▶ _Activity_
Look below for lines that hold the string "icon" and copy each one.

▶ _Data records_
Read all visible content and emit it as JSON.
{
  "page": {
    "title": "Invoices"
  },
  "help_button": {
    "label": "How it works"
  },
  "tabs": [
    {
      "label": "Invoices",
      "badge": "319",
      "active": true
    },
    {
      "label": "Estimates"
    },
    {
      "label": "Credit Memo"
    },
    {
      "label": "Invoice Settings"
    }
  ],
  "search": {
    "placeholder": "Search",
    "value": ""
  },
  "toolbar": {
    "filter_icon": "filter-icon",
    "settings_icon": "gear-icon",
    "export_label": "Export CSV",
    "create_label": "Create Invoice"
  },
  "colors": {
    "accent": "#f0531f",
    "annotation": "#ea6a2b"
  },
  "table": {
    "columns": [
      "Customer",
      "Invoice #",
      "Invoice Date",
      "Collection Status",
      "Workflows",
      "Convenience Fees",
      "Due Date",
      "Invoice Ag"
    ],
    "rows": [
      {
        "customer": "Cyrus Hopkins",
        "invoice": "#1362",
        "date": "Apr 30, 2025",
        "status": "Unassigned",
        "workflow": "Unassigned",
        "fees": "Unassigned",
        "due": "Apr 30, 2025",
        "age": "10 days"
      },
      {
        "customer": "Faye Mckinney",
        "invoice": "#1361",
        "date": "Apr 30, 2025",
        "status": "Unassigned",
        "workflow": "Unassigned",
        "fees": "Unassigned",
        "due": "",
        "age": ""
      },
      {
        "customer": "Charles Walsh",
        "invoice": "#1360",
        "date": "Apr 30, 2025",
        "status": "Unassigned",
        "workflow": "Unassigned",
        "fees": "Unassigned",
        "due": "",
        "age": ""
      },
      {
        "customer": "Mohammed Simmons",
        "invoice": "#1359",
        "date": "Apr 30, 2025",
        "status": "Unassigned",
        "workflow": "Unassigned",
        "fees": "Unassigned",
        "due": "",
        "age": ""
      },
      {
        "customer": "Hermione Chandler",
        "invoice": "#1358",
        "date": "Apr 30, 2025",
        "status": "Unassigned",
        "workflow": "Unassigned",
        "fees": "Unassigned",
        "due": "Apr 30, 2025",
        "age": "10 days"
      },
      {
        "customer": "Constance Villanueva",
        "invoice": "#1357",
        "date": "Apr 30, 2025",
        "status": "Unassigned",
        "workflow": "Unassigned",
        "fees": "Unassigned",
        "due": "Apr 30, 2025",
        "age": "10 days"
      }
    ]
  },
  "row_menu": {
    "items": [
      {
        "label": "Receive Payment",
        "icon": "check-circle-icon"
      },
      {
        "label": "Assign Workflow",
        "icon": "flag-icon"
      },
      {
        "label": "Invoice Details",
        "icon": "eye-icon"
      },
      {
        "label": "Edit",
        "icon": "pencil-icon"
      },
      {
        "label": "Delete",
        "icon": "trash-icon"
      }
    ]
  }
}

▶ _Result of this exercise_
    "filter_icon": "filter-icon",
    "settings_icon": "gear-icon",
        "icon": "check-circle-icon"
        "icon": "flag-icon"
        "icon": "eye-icon"
        "icon": "pencil-icon"
        "icon": "trash-icon"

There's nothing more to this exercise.